Web page and app entries

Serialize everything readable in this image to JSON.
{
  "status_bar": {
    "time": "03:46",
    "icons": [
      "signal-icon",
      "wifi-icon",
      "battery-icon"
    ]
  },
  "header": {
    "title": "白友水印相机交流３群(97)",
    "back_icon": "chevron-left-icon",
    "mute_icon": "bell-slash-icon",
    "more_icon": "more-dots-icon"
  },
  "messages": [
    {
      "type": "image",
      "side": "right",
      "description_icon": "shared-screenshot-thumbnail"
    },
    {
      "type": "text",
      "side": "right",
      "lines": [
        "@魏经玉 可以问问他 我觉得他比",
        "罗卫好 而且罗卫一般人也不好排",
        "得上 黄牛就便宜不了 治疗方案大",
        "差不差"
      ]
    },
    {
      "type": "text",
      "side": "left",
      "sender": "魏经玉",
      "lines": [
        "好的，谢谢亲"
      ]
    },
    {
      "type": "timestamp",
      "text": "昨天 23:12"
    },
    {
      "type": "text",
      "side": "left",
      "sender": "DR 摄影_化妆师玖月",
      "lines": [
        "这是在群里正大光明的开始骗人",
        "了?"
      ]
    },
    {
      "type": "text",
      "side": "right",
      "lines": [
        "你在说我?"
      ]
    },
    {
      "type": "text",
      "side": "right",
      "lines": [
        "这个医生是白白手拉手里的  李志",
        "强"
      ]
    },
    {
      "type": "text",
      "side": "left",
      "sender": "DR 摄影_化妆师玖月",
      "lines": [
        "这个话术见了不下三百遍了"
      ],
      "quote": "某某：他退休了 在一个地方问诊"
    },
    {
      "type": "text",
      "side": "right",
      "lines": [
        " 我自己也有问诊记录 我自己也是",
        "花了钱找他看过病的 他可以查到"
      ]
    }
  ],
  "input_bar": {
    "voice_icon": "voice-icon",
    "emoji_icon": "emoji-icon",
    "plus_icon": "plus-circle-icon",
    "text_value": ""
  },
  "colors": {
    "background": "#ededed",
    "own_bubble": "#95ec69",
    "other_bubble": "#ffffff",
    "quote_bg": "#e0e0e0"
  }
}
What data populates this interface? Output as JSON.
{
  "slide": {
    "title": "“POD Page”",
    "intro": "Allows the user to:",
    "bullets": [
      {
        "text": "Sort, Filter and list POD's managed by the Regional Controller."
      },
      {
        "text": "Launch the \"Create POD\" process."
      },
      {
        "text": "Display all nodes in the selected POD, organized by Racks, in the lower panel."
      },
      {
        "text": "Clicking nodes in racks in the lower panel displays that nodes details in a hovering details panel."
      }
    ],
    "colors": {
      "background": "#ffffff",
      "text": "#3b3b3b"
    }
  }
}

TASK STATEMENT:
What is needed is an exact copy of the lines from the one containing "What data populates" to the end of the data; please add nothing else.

RESULT FOR THIS TASK:
What data populates this interface? Output as JSON.
{
  "slide": {
    "title": "“POD Page”",
    "intro": "Allows the user to:",
    "bullets": [
      {
        "text": "Sort, Filter and list POD's managed by the Regional Controller."
      },
      {
        "text": "Launch the \"Create POD\" process."
      },
      {
        "text": "Display all nodes in the selected POD, organized by Racks, in the lower panel."
      },
      {
        "text": "Clicking nodes in racks in the lower panel displays that nodes details in a hovering details panel."
      }
    ],
    "colors": {
      "background": "#ffffff",
      "text": "#3b3b3b"
    }
  }
}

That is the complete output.